For each line in the data that includes "title", make a copy.

LISTED ENTRIES below:

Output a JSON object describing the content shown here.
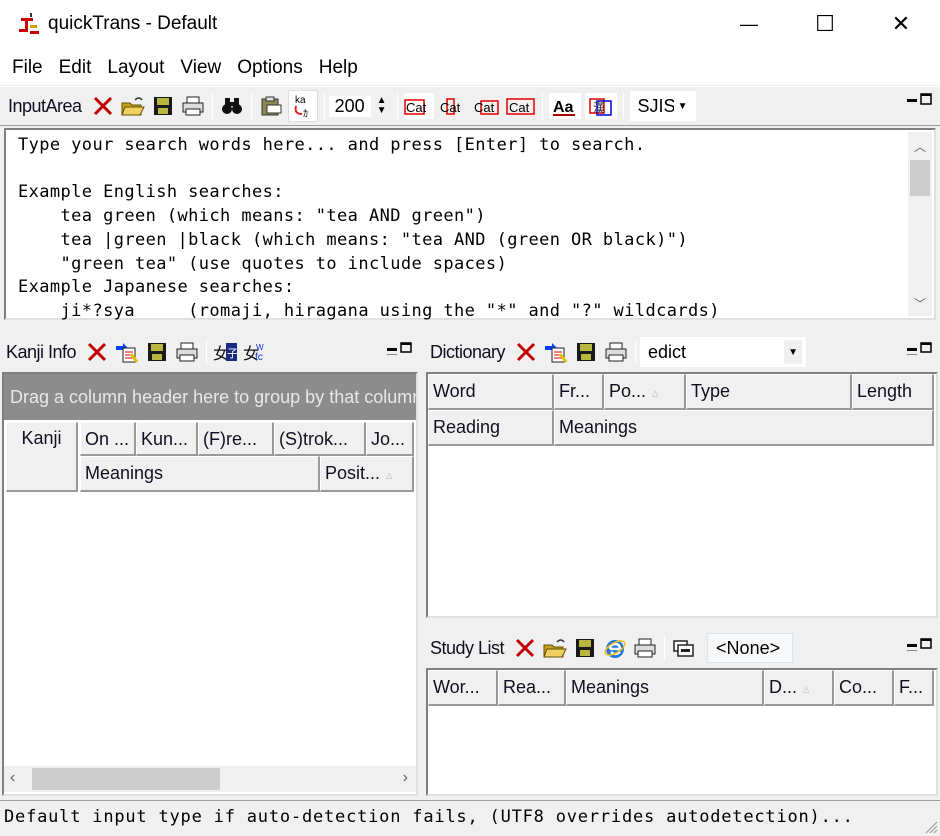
{
  "window": {
    "title": "quickTrans - Default",
    "controls": {
      "minimize": "—",
      "maximize": "☐",
      "close": "✕"
    }
  },
  "menu": [
    "File",
    "Edit",
    "Layout",
    "View",
    "Options",
    "Help"
  ],
  "input_area": {
    "title": "InputArea",
    "font_size": "200",
    "encoding": "SJIS",
    "text_lines": [
      "Type your search words here... and press [Enter] to search.",
      "",
      "Example English searches:",
      "    tea green (which means: \"tea AND green\")",
      "    tea |green |black (which means: \"tea AND (green OR black)\")",
      "    \"green tea\" (use quotes to include spaces)",
      "Example Japanese searches:",
      "    ji*?sya     (romaji, hiragana using the \"*\" and \"?\" wildcards)"
    ],
    "icons": [
      "clear-icon",
      "open-folder-icon",
      "save-icon",
      "print-icon",
      "binoculars-icon",
      "clipboard-icon",
      "kana-convert-icon",
      "cat-style-1-icon",
      "cat-style-2-icon",
      "cat-style-3-icon",
      "cat-style-4-icon",
      "font-icon",
      "kanji-box-icon"
    ]
  },
  "kanji_info": {
    "title": "Kanji Info",
    "group_hint": "Drag a column header here to group by that column",
    "columns_row1": [
      "Kanji",
      "On ...",
      "Kun...",
      "(F)re...",
      "(S)trok...",
      "Jo..."
    ],
    "columns_row2": [
      "Meanings",
      "Posit..."
    ]
  },
  "dictionary": {
    "title": "Dictionary",
    "selected_dictionary": "edict",
    "columns_row1": [
      "Word",
      "Fr...",
      "Po...",
      "Type",
      "Length"
    ],
    "columns_row2": [
      "Reading",
      "Meanings"
    ]
  },
  "study_list": {
    "title": "Study List",
    "selected_list": "<None>",
    "columns": [
      "Wor...",
      "Rea...",
      "Meanings",
      "D...",
      "Co...",
      "F..."
    ]
  },
  "status": {
    "text": "Default input type if auto-detection fails, (UTF8 overrides autodetection)..."
  }
}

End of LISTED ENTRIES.

ANSWER TO THIS TASK ▸
    "title": "quickTrans - Default",
    "title": "InputArea",
    "title": "Kanji Info",
    "title": "Dictionary",
    "title": "Study List",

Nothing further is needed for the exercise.